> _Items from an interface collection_
---------------
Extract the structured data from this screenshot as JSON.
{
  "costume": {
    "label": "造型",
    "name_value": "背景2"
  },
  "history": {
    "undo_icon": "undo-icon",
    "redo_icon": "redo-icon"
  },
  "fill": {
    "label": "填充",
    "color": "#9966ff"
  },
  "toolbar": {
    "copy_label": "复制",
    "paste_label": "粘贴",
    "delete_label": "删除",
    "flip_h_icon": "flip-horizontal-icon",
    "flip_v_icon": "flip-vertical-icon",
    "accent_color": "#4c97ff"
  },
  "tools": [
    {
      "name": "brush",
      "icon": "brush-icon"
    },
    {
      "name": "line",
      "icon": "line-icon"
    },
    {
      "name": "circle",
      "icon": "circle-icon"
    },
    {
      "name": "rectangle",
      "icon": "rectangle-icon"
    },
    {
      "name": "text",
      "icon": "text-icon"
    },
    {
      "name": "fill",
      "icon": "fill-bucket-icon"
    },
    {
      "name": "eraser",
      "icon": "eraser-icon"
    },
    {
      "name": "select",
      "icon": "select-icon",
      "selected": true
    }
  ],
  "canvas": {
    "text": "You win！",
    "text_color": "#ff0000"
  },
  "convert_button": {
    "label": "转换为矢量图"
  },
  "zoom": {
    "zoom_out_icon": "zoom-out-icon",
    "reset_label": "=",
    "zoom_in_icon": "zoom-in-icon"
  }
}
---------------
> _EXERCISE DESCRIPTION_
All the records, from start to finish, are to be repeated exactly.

> _ANSWER TO THIS EXERCISE_
Extract the structured data from this screenshot as JSON.
{
  "costume": {
    "label": "造型",
    "name_value": "背景2"
  },
  "history": {
    "undo_icon": "undo-icon",
    "redo_icon": "redo-icon"
  },
  "fill": {
    "label": "填充",
    "color": "#9966ff"
  },
  "toolbar": {
    "copy_label": "复制",
    "paste_label": "粘贴",
    "delete_label": "删除",
    "flip_h_icon": "flip-horizontal-icon",
    "flip_v_icon": "flip-vertical-icon",
    "accent_color": "#4c97ff"
  },
  "tools": [
    {
      "name": "brush",
      "icon": "brush-icon"
    },
    {
      "name": "line",
      "icon": "line-icon"
    },
    {
      "name": "circle",
      "icon": "circle-icon"
    },
    {
      "name": "rectangle",
      "icon": "rectangle-icon"
    },
    {
      "name": "text",
      "icon": "text-icon"
    },
    {
      "name": "fill",
      "icon": "fill-bucket-icon"
    },
    {
      "name": "eraser",
      "icon": "eraser-icon"
    },
    {
      "name": "select",
      "icon": "select-icon",
      "selected": true
    }
  ],
  "canvas": {
    "text": "You win！",
    "text_color": "#ff0000"
  },
  "convert_button": {
    "label": "转换为矢量图"
  },
  "zoom": {
    "zoom_out_icon": "zoom-out-icon",
    "reset_label": "=",
    "zoom_in_icon": "zoom-in-icon"
  }
}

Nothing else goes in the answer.